**Description of the task**:
List, from the lines below, each one with "this" in it.

Records: Begin

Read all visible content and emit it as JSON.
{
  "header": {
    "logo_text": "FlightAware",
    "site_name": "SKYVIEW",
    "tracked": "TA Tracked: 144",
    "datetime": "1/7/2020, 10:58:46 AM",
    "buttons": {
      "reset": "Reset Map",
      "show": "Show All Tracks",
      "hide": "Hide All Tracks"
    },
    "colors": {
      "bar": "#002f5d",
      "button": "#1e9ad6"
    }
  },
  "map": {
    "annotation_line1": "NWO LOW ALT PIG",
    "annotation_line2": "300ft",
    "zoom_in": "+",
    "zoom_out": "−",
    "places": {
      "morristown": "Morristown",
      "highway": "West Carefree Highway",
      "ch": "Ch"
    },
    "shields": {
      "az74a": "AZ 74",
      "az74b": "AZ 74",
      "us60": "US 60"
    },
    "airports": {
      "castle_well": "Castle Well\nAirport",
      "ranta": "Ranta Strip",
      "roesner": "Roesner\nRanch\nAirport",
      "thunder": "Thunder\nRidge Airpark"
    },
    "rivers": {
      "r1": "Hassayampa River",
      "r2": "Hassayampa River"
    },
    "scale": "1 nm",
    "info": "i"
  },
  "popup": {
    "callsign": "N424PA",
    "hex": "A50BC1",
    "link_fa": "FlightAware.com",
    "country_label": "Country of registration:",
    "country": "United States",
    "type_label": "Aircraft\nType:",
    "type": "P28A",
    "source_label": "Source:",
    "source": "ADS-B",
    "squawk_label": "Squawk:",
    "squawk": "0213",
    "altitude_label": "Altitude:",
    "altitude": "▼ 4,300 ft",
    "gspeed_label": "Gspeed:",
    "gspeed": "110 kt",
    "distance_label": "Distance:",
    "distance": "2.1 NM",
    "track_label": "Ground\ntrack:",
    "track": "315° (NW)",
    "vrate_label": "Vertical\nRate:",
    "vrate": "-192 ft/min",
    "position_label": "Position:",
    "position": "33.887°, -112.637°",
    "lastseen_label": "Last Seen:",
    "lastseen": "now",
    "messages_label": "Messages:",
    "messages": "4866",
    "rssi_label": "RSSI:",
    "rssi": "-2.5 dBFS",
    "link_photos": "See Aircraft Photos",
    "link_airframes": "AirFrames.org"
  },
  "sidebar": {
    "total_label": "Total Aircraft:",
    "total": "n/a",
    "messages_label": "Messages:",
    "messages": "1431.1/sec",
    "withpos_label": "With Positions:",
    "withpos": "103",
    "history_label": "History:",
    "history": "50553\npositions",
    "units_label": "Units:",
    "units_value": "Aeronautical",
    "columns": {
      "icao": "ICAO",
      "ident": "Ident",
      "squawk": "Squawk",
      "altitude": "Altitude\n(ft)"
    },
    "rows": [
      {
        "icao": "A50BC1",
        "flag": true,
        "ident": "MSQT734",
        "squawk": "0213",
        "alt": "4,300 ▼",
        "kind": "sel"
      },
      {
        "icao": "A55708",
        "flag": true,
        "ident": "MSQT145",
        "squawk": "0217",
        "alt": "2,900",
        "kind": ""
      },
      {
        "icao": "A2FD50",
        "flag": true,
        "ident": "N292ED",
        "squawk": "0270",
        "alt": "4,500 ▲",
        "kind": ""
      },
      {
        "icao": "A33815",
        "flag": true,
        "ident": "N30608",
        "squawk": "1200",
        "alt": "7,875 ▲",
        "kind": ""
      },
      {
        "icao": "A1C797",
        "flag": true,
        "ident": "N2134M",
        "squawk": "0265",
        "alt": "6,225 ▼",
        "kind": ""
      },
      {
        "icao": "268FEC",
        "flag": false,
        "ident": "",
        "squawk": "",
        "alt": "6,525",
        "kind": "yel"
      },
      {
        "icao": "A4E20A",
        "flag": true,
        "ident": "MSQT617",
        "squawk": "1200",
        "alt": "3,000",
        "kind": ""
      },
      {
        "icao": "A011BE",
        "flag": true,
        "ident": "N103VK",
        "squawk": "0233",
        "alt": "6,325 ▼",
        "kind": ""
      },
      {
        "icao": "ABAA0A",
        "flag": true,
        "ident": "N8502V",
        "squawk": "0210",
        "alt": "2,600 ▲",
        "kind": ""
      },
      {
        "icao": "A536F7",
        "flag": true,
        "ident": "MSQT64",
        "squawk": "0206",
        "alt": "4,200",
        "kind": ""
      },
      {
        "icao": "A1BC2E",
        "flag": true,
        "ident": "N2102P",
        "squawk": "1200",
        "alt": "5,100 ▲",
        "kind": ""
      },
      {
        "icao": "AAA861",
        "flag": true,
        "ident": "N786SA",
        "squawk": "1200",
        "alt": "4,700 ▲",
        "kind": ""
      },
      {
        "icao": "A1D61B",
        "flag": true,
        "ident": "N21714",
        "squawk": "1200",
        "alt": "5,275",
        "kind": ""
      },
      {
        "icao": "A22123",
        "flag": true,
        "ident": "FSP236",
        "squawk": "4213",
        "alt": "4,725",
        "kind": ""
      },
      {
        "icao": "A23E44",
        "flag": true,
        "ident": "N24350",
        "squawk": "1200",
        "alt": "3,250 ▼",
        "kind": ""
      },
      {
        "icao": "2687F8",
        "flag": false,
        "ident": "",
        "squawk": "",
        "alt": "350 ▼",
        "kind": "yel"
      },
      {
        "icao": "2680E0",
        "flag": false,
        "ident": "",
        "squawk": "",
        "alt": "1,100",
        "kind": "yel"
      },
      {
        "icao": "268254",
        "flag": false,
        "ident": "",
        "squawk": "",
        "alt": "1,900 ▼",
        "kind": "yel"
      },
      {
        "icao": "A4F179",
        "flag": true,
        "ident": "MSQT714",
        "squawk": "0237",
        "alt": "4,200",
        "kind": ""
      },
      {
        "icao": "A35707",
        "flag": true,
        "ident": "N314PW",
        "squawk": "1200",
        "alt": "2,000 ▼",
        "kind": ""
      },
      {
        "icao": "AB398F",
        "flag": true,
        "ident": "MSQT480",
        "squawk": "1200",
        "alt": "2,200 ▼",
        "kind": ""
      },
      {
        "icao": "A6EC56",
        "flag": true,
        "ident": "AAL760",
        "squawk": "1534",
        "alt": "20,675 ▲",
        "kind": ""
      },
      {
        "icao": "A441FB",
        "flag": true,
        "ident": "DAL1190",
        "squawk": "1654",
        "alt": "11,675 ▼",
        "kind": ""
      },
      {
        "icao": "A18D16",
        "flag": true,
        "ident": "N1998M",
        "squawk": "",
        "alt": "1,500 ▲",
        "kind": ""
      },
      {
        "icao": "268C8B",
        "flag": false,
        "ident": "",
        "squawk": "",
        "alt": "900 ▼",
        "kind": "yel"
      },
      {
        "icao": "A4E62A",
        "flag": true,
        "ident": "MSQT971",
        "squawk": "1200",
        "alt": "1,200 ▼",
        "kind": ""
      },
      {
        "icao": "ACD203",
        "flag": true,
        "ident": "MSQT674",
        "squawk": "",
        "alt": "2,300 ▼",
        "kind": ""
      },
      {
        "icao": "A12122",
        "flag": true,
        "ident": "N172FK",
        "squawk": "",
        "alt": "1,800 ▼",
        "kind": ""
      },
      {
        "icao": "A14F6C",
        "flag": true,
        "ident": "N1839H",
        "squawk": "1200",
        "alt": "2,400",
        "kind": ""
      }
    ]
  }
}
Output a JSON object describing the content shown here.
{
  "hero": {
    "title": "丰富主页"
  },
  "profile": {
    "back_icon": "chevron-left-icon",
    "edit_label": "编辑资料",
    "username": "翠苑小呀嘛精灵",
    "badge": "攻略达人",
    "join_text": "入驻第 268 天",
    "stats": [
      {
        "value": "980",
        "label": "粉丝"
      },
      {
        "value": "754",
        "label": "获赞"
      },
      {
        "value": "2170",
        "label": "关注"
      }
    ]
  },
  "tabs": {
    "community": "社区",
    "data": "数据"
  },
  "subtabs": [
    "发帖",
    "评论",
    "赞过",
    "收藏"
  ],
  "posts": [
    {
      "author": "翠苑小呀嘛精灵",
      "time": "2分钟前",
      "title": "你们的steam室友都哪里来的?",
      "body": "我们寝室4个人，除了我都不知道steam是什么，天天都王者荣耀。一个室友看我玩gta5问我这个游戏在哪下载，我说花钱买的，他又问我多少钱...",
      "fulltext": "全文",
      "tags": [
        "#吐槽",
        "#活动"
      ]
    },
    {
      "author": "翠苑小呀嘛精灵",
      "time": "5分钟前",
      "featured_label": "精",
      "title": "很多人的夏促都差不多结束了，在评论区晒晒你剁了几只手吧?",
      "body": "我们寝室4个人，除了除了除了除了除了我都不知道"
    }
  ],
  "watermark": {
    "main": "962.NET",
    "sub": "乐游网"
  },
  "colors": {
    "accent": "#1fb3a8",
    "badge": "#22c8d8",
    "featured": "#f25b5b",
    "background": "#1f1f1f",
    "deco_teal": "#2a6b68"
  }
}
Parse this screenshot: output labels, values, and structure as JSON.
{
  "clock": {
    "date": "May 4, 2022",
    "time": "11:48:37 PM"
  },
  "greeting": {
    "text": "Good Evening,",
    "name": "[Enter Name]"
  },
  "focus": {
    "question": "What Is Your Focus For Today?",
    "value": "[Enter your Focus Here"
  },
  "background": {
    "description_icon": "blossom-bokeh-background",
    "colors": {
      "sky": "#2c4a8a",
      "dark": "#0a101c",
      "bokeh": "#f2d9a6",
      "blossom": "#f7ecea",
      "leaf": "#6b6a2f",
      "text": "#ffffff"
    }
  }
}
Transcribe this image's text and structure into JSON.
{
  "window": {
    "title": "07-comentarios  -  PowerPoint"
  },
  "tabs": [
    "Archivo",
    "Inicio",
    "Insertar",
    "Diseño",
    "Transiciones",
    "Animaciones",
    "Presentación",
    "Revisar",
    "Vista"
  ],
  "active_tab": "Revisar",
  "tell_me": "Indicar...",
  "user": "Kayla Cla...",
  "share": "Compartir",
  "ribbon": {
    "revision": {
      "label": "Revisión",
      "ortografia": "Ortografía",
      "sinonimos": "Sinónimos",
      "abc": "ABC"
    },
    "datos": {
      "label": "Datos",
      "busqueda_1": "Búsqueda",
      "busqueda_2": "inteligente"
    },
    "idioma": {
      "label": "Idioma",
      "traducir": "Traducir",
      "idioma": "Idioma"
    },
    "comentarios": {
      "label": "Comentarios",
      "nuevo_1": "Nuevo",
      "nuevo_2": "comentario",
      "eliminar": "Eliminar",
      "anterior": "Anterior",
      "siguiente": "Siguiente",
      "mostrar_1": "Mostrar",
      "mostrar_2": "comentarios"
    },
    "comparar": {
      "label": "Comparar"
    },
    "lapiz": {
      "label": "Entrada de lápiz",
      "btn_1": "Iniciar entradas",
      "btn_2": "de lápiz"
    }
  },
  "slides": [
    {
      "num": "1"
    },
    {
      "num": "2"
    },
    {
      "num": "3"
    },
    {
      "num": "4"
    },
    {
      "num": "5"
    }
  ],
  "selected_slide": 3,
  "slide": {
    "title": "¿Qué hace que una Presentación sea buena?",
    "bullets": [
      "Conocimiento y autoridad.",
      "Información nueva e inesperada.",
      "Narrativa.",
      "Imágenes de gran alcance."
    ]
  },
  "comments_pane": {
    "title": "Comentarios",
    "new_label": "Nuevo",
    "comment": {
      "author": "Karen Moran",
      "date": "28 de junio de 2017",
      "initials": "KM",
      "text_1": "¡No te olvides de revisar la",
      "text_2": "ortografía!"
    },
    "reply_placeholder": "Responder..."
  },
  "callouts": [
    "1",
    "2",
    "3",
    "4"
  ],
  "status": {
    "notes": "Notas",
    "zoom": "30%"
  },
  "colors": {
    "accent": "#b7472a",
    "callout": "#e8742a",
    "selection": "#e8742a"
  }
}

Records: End

**Task answer**:
Parse this screenshot: output labels, values, and structure as JSON.
Transcribe this image's text and structure into JSON.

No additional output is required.